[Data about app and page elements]
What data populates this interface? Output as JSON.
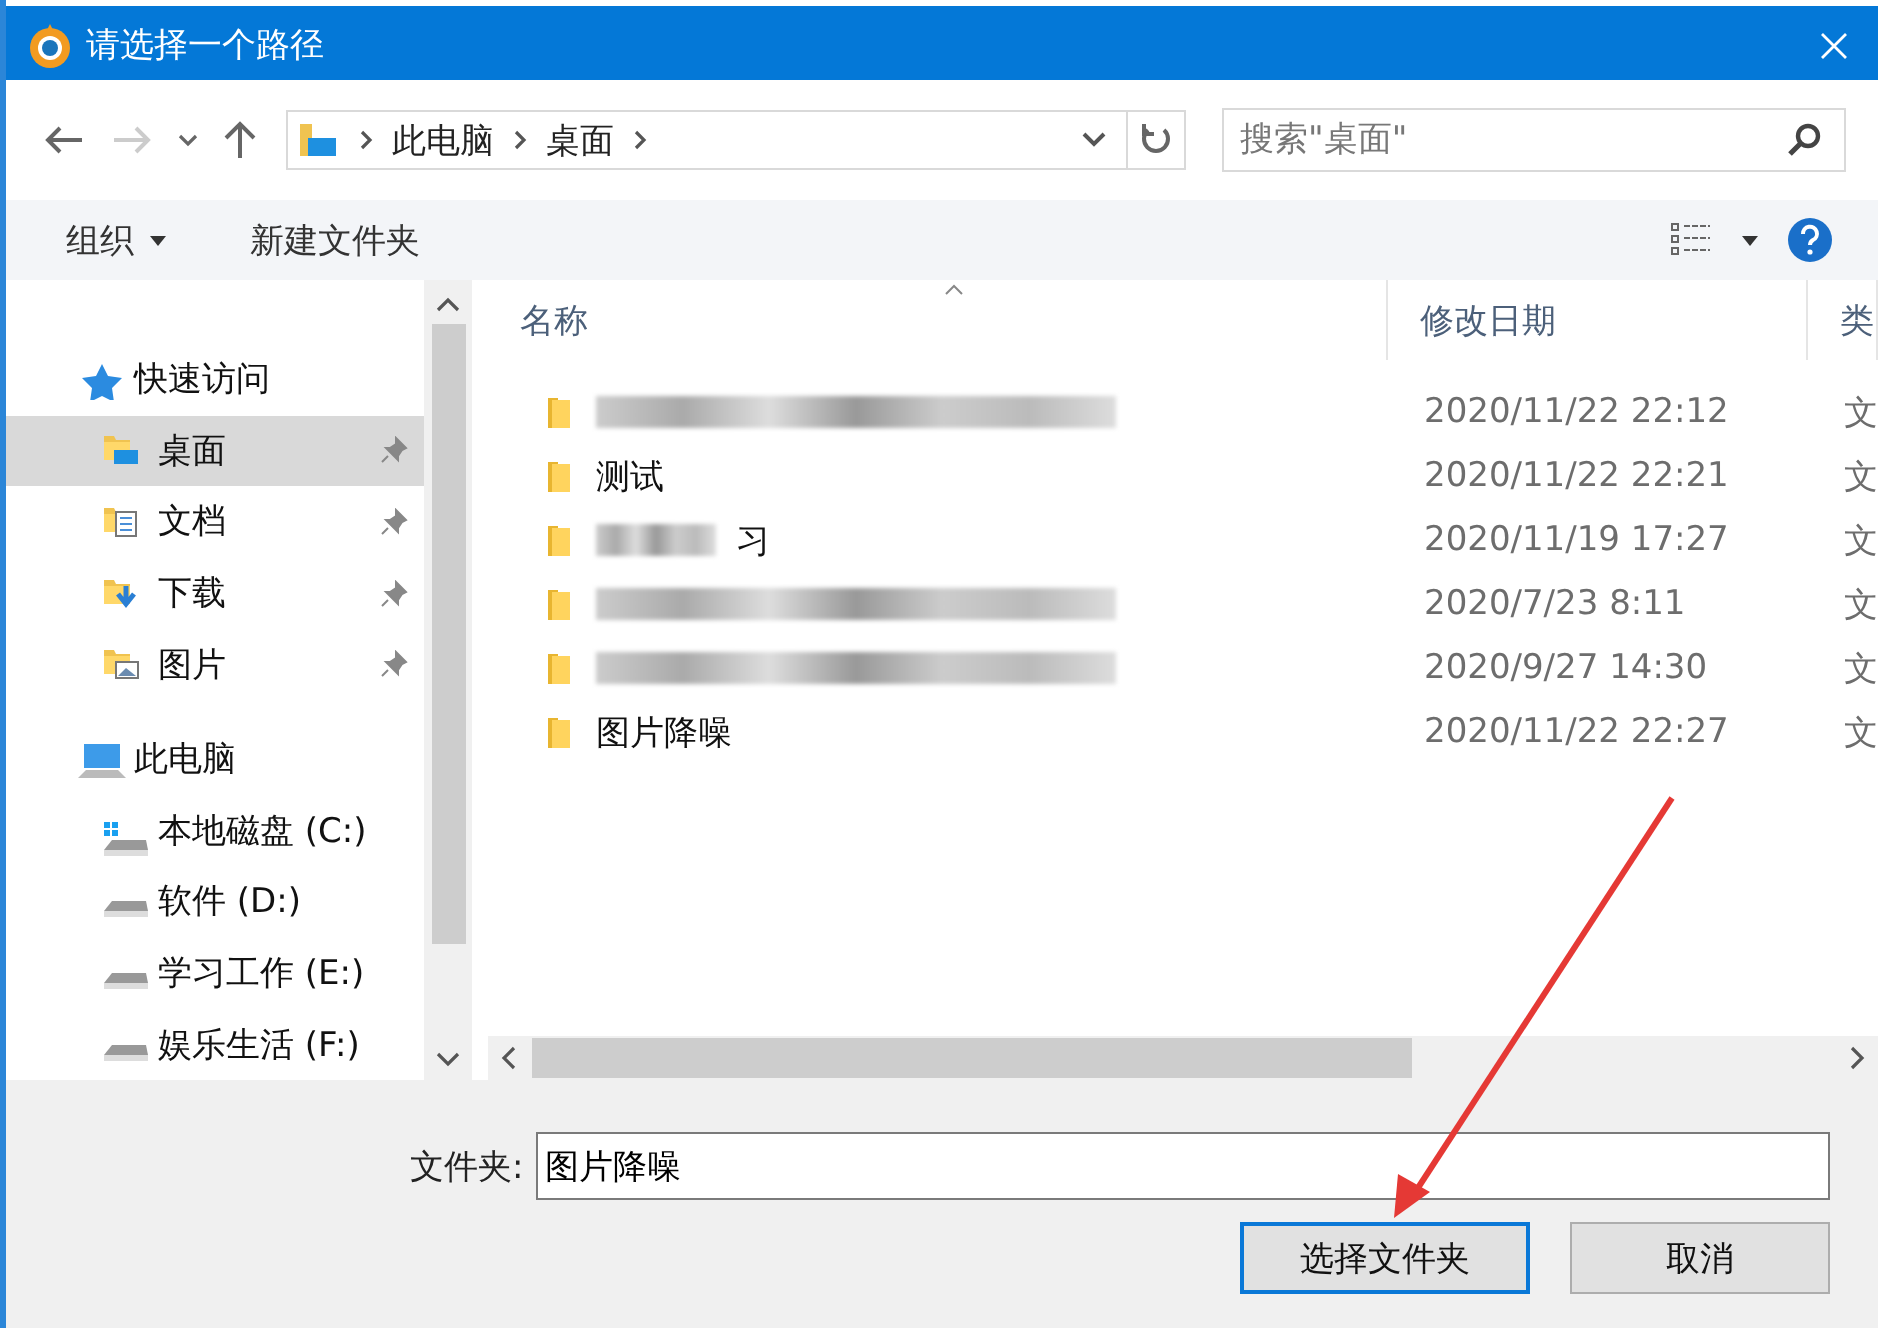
{
  "window": {
    "title": "请选择一个路径"
  },
  "address_bar": {
    "segments": [
      "此电脑",
      "桌面"
    ]
  },
  "search": {
    "placeholder": "搜索\"桌面\""
  },
  "toolbar": {
    "organize": "组织",
    "new_folder": "新建文件夹"
  },
  "sidebar": {
    "items": [
      {
        "kind": "quickaccess",
        "label": "快速访问",
        "selected": false
      },
      {
        "kind": "desktop",
        "label": "桌面",
        "selected": true,
        "pinned": true
      },
      {
        "kind": "documents",
        "label": "文档",
        "selected": false,
        "pinned": true
      },
      {
        "kind": "downloads",
        "label": "下载",
        "selected": false,
        "pinned": true
      },
      {
        "kind": "pictures",
        "label": "图片",
        "selected": false,
        "pinned": true
      },
      {
        "kind": "thispc",
        "label": "此电脑",
        "selected": false
      },
      {
        "kind": "systemdrive",
        "label": "本地磁盘 (C:)",
        "selected": false
      },
      {
        "kind": "drive",
        "label": "软件 (D:)",
        "selected": false
      },
      {
        "kind": "drive",
        "label": "学习工作 (E:)",
        "selected": false
      },
      {
        "kind": "drive",
        "label": "娱乐生活 (F:)",
        "selected": false
      }
    ]
  },
  "file_list": {
    "columns": [
      "名称",
      "修改日期",
      "类"
    ],
    "rows": [
      {
        "blurred": true,
        "modified": "2020/11/22 22:12",
        "column_3": "文"
      },
      {
        "blurred": false,
        "name": "测试",
        "modified": "2020/11/22 22:21",
        "column_3": "文"
      },
      {
        "blurred": true,
        "name": "习",
        "modified": "2020/11/19 17:27",
        "column_3": "文"
      },
      {
        "blurred": true,
        "modified": "2020/7/23 8:11",
        "column_3": "文"
      },
      {
        "blurred": true,
        "modified": "2020/9/27 14:30",
        "column_3": "文"
      },
      {
        "blurred": false,
        "name": "图片降噪",
        "modified": "2020/11/22 22:27",
        "column_3": "文"
      }
    ]
  },
  "folder_field": {
    "label": "文件夹:",
    "value": "图片降噪"
  },
  "buttons": [
    {
      "label": "选择文件夹",
      "default": true
    },
    {
      "label": "取消",
      "default": false
    }
  ]
}
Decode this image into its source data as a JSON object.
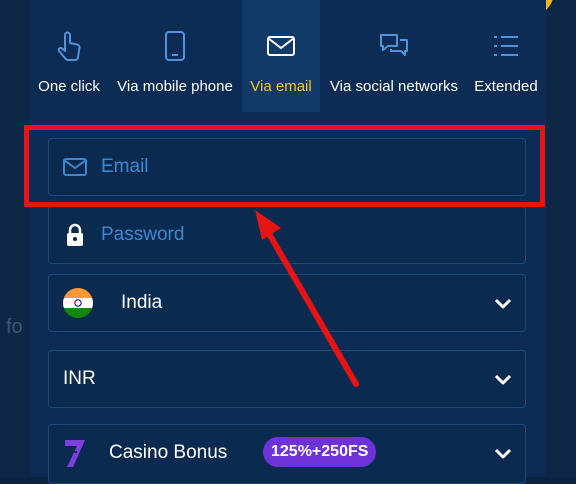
{
  "tabs": [
    {
      "label": "One click",
      "icon": "hand-pointer-icon"
    },
    {
      "label": "Via mobile phone",
      "icon": "mobile-phone-icon"
    },
    {
      "label": "Via email",
      "icon": "envelope-icon",
      "active": true
    },
    {
      "label": "Via social networks",
      "icon": "chat-bubbles-icon"
    },
    {
      "label": "Extended",
      "icon": "list-icon"
    }
  ],
  "form": {
    "email_placeholder": "Email",
    "password_placeholder": "Password",
    "country": "India",
    "currency": "INR",
    "bonus_label": "Casino Bonus",
    "bonus_badge": "125%+250FS"
  },
  "background": {
    "partial_text": "fo"
  },
  "colors": {
    "panel": "#0c2c55",
    "active_tab_text": "#f6c432",
    "placeholder": "#3d87d1",
    "highlight": "#e81313",
    "badge": "#6d32d8"
  }
}
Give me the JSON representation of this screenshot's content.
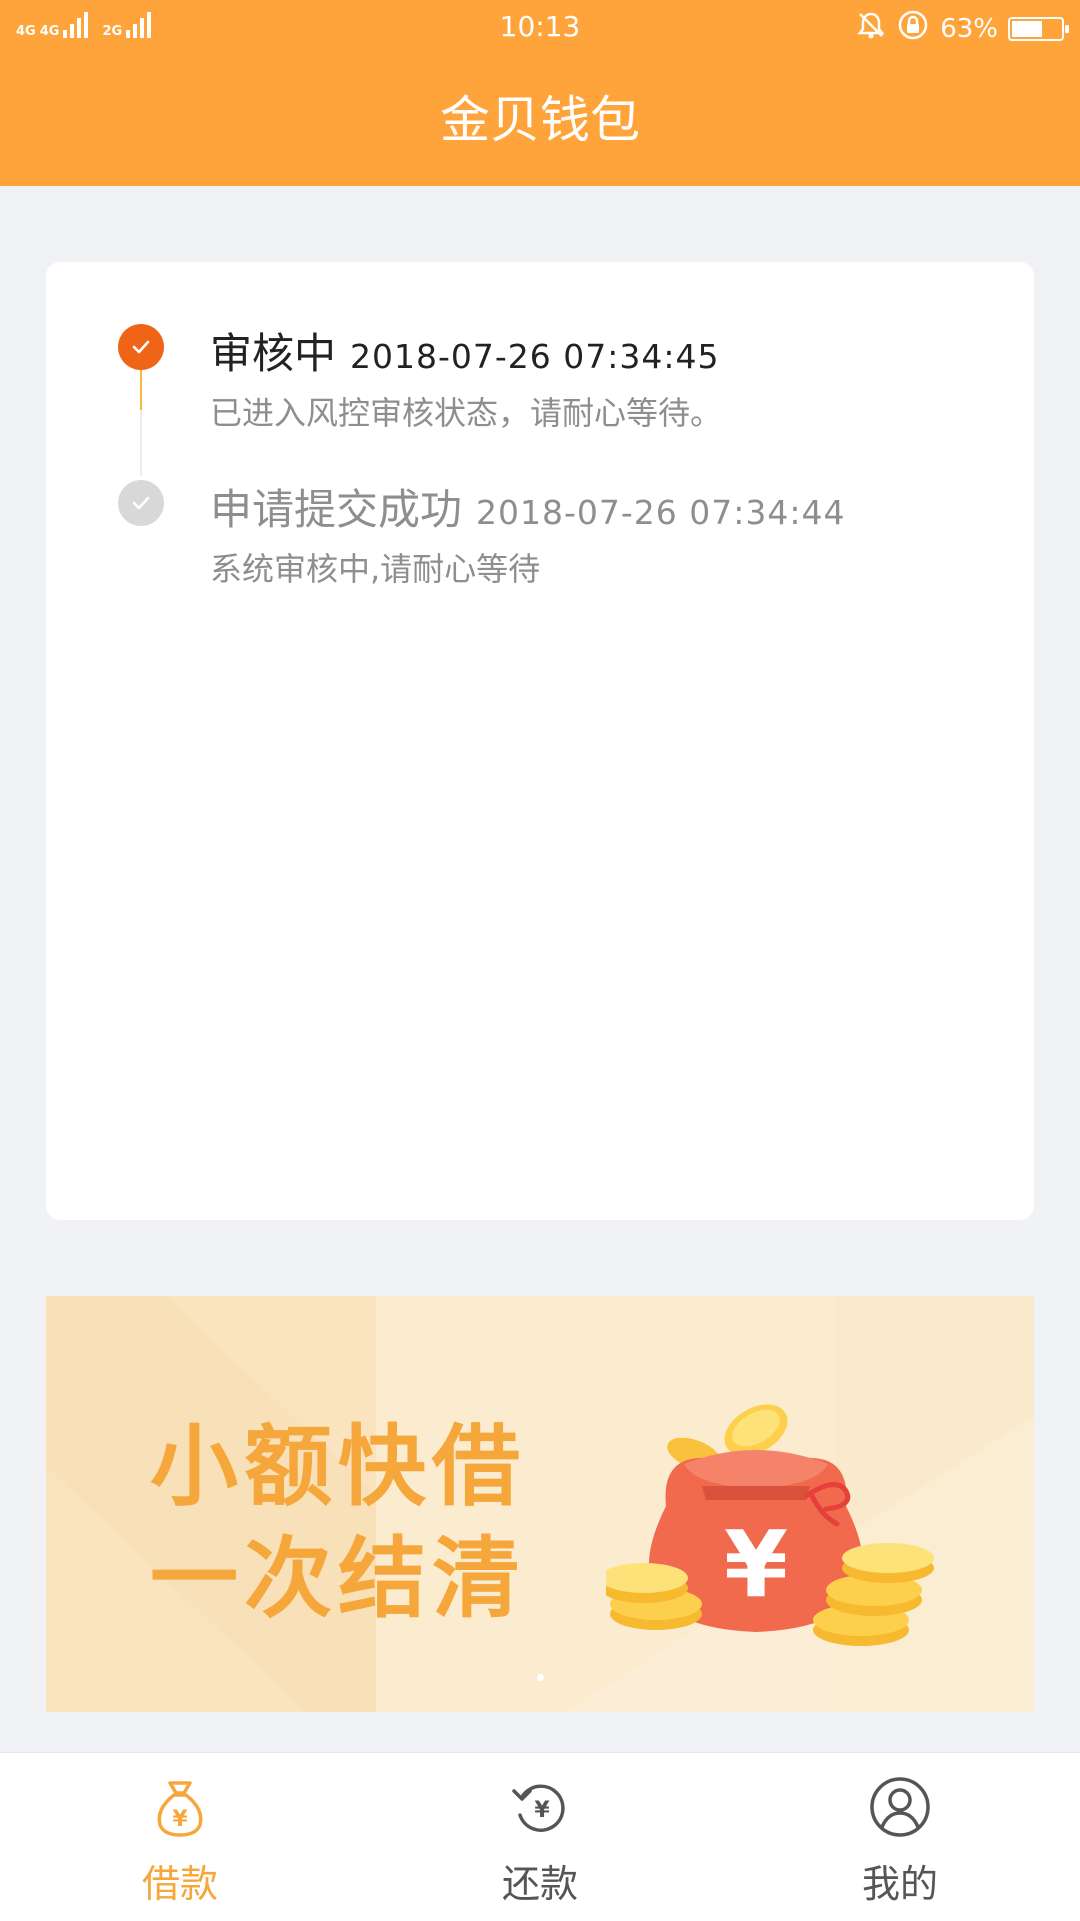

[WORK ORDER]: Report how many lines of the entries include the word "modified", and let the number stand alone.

[SOLUTION TO THIS PROBLEM]: 6